Even if you’re not at all familiar with prewar American engines, most modern American gearheads have at least heard of the Ford flathead V8. If you have heard about it, you probably have a tendency to think that it was not wise for a specific performance. In fact, the first 221 cubic inch (3.6 liter) iteration of this engine made less than 70 horsepower in the early 1930s, and would not make more than 110 horsepower from the factory. That might make you think that there isn’t much room to pump such an engine, but you would be very, very wrong.
Just ask Jeff and Kieth Dorton from the Professional Auto Racing team from Concord, North Carolina. As one of the East Coast’s most trusted and trusted names in custom-built performance racing engines, the ASRE team was well suited to take a nearly century-old car design and modify it with modern hardware to make it more powerful than most high-end . sports cars these days. It started by taking a Ford flathead V8 removed from dirt track racer Doug Kenny’s 1929 Ford Roadster and coupling it with the latest and greatest in performance hardware.
Kenny’s engine had already been replaced before the ASRE team could handle it. It was fitted with a set of Ardun heads, which allowed a more sophisticated high valve mechanism for more efficient combustion inside the engine and, therefore, better power numbers. In case you’re wondering, these Ardun cylinder heads were developed by Zora Arkus-Duntov and his brother Yura before he first cemented his legacy working on the Chevy Corvette. The Arkus-Duntovs only managed to sell a few hundred Ardun cylinder heads before starting other activities. One of which is tied to this flat V8 today.
Add in other accessories like a Procharger F1-R Supercharger, a 750 cfm carburetor, Chevrolet main seals and vales set up to run on Ford hardware, and a good ten psi of boost pressure, and it’s clear this engine is anything but. Henry Ford himself would order his own engines. With all the shiny new chrome work on the exterior of this engine, there’s almost a steampunk look to it in current condition. With the famous supercharger protruding from the front of the engine to the silver plated valve covers, this is an engine that is as pleasing to look at as it is uber powerful.

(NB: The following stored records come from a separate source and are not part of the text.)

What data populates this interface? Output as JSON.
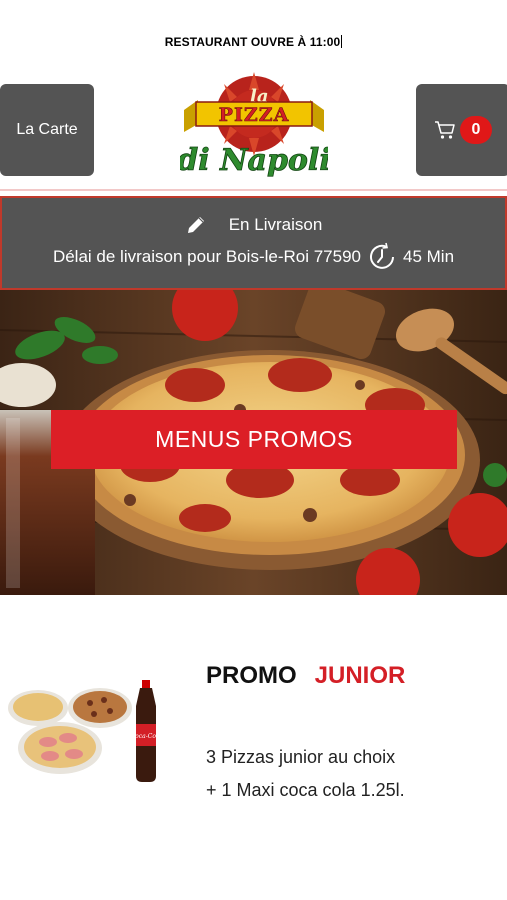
{
  "header": {
    "status_text": "RESTAURANT OUVRE À 11:00",
    "menu_button_label": "La Carte",
    "cart_count": "0",
    "logo": {
      "top_word": "la",
      "main_word": "PIZZA",
      "script_word": "di Napoli",
      "colors": {
        "red": "#d41f26",
        "green": "#2e8b2e",
        "gold": "#f2c400"
      }
    }
  },
  "delivery": {
    "mode_label": "En Livraison",
    "delay_text": "Délai de livraison pour Bois-le-Roi 77590",
    "delay_value": "45 Min",
    "icons": [
      "pencil-icon",
      "clock-icon"
    ]
  },
  "hero": {
    "button_label": "MENUS PROMOS",
    "button_color": "#dc1f26"
  },
  "promo": {
    "title_word1": "PROMO",
    "title_word2": "JUNIOR",
    "description": "3 Pizzas junior au choix  + 1 Maxi coca cola 1.25l.",
    "image_bottle_label": "Coca-Cola"
  },
  "colors": {
    "panel_grey": "#545454",
    "accent_red": "#d41f26",
    "badge_red": "#e01818"
  }
}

We’re talking dyno runs that reach 722 hp and 654 lb-ft of torque to play with a 5,800 RPM limiter. Any way you slice it, that’s enough power to break more than a dozen Bonneville Salt Flats speed records. Congratulations throughout to Keith and Jeff on their great achievement.